- Listed entries -

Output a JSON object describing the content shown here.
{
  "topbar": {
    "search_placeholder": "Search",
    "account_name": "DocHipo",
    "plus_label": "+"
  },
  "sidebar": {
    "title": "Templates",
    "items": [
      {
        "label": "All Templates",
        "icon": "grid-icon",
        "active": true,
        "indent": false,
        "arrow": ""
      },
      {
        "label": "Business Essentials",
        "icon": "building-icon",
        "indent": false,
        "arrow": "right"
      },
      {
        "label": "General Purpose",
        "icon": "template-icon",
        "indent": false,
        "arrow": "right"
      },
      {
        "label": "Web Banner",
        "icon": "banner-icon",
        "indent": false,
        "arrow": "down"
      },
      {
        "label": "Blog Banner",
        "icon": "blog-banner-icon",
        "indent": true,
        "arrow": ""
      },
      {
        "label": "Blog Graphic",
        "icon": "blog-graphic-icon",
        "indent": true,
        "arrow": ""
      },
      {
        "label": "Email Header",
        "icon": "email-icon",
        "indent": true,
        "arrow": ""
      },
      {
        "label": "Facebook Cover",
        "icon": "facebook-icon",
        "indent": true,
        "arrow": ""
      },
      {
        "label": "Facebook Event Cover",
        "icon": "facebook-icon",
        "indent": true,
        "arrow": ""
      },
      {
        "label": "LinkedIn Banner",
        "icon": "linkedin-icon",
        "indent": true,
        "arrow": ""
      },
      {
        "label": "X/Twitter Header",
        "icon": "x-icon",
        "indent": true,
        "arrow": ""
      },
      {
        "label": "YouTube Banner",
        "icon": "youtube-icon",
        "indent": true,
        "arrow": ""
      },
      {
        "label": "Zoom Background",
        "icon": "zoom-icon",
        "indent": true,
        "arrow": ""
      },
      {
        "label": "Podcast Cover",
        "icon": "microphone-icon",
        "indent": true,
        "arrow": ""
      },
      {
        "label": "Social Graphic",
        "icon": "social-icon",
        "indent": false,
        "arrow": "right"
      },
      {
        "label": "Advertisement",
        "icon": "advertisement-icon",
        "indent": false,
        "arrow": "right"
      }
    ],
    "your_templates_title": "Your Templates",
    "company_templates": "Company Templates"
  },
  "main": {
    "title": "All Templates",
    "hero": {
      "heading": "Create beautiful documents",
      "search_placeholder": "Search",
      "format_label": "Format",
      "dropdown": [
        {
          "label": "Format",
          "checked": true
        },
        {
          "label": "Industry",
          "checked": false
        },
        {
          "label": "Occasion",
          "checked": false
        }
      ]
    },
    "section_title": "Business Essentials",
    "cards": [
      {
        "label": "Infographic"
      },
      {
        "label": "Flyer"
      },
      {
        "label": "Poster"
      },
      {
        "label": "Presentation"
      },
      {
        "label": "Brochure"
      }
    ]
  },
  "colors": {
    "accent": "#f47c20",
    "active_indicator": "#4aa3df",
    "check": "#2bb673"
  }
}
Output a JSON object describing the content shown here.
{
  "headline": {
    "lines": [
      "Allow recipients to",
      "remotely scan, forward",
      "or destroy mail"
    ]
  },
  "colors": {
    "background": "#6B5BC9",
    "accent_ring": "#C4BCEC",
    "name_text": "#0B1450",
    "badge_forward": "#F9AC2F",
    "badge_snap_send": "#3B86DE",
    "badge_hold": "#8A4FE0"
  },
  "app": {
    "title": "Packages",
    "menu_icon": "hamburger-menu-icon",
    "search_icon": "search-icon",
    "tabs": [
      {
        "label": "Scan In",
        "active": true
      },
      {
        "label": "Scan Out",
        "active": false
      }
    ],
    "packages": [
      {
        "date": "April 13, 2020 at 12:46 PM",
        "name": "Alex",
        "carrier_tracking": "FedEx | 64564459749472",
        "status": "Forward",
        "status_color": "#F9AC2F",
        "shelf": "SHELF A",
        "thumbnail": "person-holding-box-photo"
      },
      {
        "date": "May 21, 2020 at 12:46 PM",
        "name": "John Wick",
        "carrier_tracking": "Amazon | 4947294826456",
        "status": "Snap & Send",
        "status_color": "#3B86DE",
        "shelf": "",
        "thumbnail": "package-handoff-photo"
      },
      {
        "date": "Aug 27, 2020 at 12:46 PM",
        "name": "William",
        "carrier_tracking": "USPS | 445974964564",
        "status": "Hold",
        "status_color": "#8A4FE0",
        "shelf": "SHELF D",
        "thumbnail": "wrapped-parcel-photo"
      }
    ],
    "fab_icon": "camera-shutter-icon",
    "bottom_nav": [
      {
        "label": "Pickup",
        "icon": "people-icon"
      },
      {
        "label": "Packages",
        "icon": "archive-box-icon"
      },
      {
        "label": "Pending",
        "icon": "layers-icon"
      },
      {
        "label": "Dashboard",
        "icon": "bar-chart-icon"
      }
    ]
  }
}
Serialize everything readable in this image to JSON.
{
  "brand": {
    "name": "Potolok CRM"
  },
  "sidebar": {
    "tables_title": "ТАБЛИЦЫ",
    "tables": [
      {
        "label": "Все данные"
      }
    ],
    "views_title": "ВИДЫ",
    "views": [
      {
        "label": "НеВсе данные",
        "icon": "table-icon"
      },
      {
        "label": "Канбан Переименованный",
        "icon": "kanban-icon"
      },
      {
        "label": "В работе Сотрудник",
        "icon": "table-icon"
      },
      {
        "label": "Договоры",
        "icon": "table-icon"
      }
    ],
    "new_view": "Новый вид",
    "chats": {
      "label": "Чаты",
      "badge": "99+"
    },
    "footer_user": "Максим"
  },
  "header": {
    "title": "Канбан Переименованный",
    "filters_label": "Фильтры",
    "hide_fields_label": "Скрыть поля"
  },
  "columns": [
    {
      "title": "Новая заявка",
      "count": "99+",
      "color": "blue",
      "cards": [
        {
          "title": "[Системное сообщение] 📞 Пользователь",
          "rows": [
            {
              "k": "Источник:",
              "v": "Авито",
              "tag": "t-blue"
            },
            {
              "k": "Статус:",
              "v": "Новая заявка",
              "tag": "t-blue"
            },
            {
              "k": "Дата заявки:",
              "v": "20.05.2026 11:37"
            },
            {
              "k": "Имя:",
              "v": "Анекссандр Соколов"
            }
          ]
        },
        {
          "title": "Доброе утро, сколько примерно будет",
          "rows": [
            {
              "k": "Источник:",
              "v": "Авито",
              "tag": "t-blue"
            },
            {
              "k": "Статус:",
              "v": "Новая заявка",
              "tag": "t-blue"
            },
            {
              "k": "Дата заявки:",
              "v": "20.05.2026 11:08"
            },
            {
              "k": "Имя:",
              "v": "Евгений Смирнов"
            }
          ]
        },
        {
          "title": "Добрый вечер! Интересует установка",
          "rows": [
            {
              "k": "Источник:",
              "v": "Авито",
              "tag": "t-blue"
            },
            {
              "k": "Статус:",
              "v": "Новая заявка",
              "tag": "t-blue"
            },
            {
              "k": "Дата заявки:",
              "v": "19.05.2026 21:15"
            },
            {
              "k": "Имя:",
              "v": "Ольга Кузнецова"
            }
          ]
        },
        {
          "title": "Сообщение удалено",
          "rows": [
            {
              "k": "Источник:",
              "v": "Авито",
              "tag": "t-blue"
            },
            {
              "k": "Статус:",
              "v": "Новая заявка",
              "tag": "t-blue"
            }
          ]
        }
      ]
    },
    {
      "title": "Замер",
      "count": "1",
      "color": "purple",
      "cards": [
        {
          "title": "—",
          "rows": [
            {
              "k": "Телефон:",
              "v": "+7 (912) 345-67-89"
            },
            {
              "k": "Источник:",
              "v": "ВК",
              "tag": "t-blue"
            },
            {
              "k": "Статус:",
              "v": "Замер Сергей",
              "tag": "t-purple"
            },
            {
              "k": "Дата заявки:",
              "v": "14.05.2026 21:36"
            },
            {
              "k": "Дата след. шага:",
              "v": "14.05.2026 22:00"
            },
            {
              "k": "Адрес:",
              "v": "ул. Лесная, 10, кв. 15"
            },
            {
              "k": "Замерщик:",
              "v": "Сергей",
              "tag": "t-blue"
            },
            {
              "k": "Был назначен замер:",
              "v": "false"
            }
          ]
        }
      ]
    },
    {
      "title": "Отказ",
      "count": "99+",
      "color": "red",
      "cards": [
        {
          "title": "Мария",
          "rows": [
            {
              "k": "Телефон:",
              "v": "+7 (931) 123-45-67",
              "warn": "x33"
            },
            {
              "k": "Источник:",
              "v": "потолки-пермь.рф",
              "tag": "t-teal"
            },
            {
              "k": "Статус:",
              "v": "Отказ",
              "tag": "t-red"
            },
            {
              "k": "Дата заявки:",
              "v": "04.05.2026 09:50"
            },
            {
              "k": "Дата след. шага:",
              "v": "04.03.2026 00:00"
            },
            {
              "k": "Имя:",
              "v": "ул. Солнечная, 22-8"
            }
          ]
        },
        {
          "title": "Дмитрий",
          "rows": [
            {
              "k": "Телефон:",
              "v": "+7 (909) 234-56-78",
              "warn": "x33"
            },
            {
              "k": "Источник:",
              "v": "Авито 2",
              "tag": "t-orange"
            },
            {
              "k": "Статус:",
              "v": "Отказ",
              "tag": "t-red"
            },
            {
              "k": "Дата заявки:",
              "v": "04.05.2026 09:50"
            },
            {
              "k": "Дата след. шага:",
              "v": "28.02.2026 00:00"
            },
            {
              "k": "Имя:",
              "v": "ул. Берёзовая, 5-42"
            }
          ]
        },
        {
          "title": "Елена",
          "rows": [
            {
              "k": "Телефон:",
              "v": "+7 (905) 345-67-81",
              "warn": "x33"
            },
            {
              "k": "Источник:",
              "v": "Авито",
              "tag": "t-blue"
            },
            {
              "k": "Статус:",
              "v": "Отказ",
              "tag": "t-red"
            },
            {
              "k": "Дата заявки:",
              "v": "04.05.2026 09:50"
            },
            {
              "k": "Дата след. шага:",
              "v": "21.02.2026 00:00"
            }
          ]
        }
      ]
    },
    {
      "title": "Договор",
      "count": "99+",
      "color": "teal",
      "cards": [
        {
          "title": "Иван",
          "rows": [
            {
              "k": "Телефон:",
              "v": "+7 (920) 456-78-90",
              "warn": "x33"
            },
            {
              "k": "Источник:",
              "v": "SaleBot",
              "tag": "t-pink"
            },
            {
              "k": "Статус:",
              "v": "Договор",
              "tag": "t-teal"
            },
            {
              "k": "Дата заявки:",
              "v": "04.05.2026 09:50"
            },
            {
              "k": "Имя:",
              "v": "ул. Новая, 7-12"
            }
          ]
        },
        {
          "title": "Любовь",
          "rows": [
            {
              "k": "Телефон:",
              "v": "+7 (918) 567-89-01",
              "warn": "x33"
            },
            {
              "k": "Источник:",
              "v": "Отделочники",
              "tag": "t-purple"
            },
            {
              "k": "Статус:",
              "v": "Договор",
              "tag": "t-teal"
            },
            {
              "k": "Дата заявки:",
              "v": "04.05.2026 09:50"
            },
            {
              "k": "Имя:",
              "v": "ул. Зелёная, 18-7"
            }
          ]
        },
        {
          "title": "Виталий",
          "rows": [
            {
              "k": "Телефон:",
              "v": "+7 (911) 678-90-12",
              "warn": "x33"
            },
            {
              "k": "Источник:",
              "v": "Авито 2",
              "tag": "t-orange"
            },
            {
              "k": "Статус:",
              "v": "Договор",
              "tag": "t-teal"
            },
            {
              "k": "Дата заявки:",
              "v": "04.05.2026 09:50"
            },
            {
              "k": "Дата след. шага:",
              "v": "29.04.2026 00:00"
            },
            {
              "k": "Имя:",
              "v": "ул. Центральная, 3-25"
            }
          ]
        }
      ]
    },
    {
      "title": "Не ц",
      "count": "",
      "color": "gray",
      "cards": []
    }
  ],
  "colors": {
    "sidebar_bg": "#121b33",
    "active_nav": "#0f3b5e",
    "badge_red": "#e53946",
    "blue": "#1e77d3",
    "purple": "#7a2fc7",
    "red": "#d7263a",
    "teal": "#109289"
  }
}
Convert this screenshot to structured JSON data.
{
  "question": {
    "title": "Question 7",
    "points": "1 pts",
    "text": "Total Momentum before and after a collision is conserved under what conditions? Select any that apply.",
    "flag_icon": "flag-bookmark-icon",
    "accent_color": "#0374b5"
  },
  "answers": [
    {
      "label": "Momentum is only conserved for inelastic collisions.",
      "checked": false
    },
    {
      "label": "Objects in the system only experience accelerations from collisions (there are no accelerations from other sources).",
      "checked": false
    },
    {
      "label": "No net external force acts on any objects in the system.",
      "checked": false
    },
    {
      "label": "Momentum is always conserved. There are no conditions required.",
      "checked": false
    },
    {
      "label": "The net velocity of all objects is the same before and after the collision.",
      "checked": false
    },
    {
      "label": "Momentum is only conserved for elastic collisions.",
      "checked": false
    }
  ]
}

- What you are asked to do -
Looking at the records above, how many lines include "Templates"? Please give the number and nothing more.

- Answer to the exercise -
5